## What to do
Omit the images, then output each of the records below exactly.

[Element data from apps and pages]
..........
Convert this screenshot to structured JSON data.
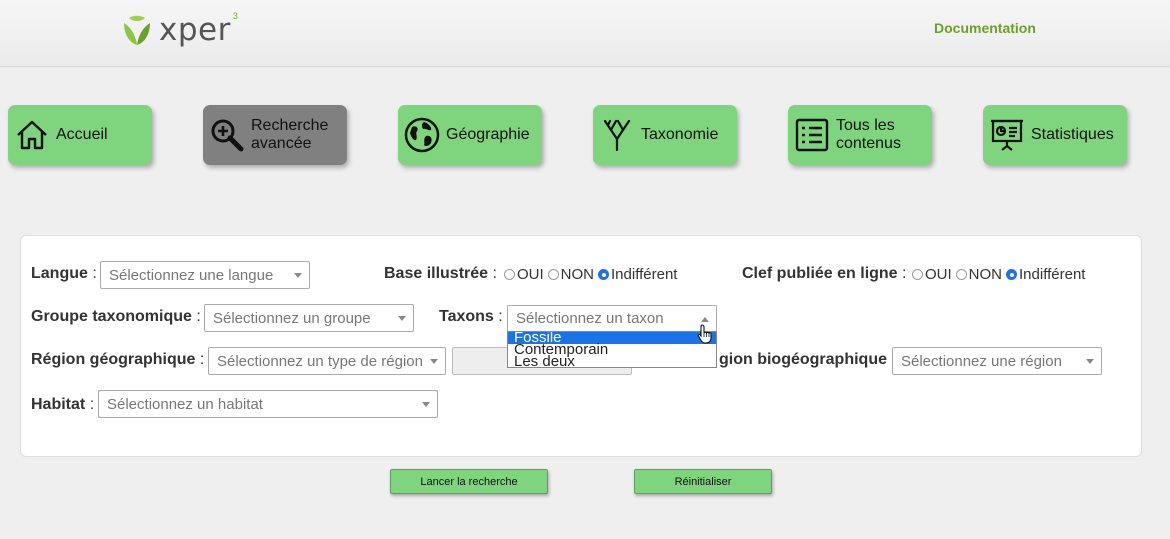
{
  "header": {
    "logo_text": "xper",
    "logo_sup": "3",
    "doc_link": "Documentation"
  },
  "nav": [
    {
      "label": "Accueil",
      "icon": "home-icon",
      "active": false
    },
    {
      "label": "Recherche avancée",
      "icon": "zoom-in-icon",
      "active": true
    },
    {
      "label": "Géographie",
      "icon": "globe-icon",
      "active": false
    },
    {
      "label": "Taxonomie",
      "icon": "taxonomy-tree-icon",
      "active": false
    },
    {
      "label": "Tous les contenus",
      "icon": "list-icon",
      "active": false
    },
    {
      "label": "Statistiques",
      "icon": "presentation-icon",
      "active": false
    }
  ],
  "form": {
    "langue": {
      "label": "Langue",
      "placeholder": "Sélectionnez une langue"
    },
    "base_illustree": {
      "label": "Base illustrée",
      "options": [
        "OUI",
        "NON",
        "Indifférent"
      ],
      "selected": "Indifférent"
    },
    "clef_publiee": {
      "label": "Clef publiée en ligne",
      "options": [
        "OUI",
        "NON",
        "Indifférent"
      ],
      "selected": "Indifférent"
    },
    "groupe": {
      "label": "Groupe taxonomique",
      "placeholder": "Sélectionnez un groupe"
    },
    "taxons": {
      "label": "Taxons",
      "placeholder": "Sélectionnez un taxon",
      "dropdown_options": [
        "Fossile",
        "Contemporain",
        "Les deux"
      ],
      "highlighted": "Fossile"
    },
    "region_geo": {
      "label": "Région géographique",
      "placeholder": "Sélectionnez un type de région"
    },
    "region_bio": {
      "label": "gion biogéographique",
      "placeholder": "Sélectionnez une région"
    },
    "habitat": {
      "label": "Habitat",
      "placeholder": "Sélectionnez un habitat"
    },
    "colon": ":"
  },
  "actions": {
    "search": "Lancer la recherche",
    "reset": "Réinitialiser"
  },
  "colors": {
    "nav_green": "#7fd47e",
    "nav_active": "#808080",
    "link_green": "#6c9f2c",
    "select_blue": "#1a73e8"
  }
}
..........
## Your solution
Convert this screenshot to structured JSON data.
{
  "header": {
    "logo_text": "xper",
    "logo_sup": "3",
    "doc_link": "Documentation"
  },
  "nav": [
    {
      "label": "Accueil",
      "icon": "home-icon",
      "active": false
    },
    {
      "label": "Recherche avancée",
      "icon": "zoom-in-icon",
      "active": true
    },
    {
      "label": "Géographie",
      "icon": "globe-icon",
      "active": false
    },
    {
      "label": "Taxonomie",
      "icon": "taxonomy-tree-icon",
      "active": false
    },
    {
      "label": "Tous les contenus",
      "icon": "list-icon",
      "active": false
    },
    {
      "label": "Statistiques",
      "icon": "presentation-icon",
      "active": false
    }
  ],
  "form": {
    "langue": {
      "label": "Langue",
      "placeholder": "Sélectionnez une langue"
    },
    "base_illustree": {
      "label": "Base illustrée",
      "options": [
        "OUI",
        "NON",
        "Indifférent"
      ],
      "selected": "Indifférent"
    },
    "clef_publiee": {
      "label": "Clef publiée en ligne",
      "options": [
        "OUI",
        "NON",
        "Indifférent"
      ],
      "selected": "Indifférent"
    },
    "groupe": {
      "label": "Groupe taxonomique",
      "placeholder": "Sélectionnez un groupe"
    },
    "taxons": {
      "label": "Taxons",
      "placeholder": "Sélectionnez un taxon",
      "dropdown_options": [
        "Fossile",
        "Contemporain",
        "Les deux"
      ],
      "highlighted": "Fossile"
    },
    "region_geo": {
      "label": "Région géographique",
      "placeholder": "Sélectionnez un type de région"
    },
    "region_bio": {
      "label": "gion biogéographique",
      "placeholder": "Sélectionnez une région"
    },
    "habitat": {
      "label": "Habitat",
      "placeholder": "Sélectionnez un habitat"
    },
    "colon": ":"
  },
  "actions": {
    "search": "Lancer la recherche",
    "reset": "Réinitialiser"
  },
  "colors": {
    "nav_green": "#7fd47e",
    "nav_active": "#808080",
    "link_green": "#6c9f2c",
    "select_blue": "#1a73e8"
  }
}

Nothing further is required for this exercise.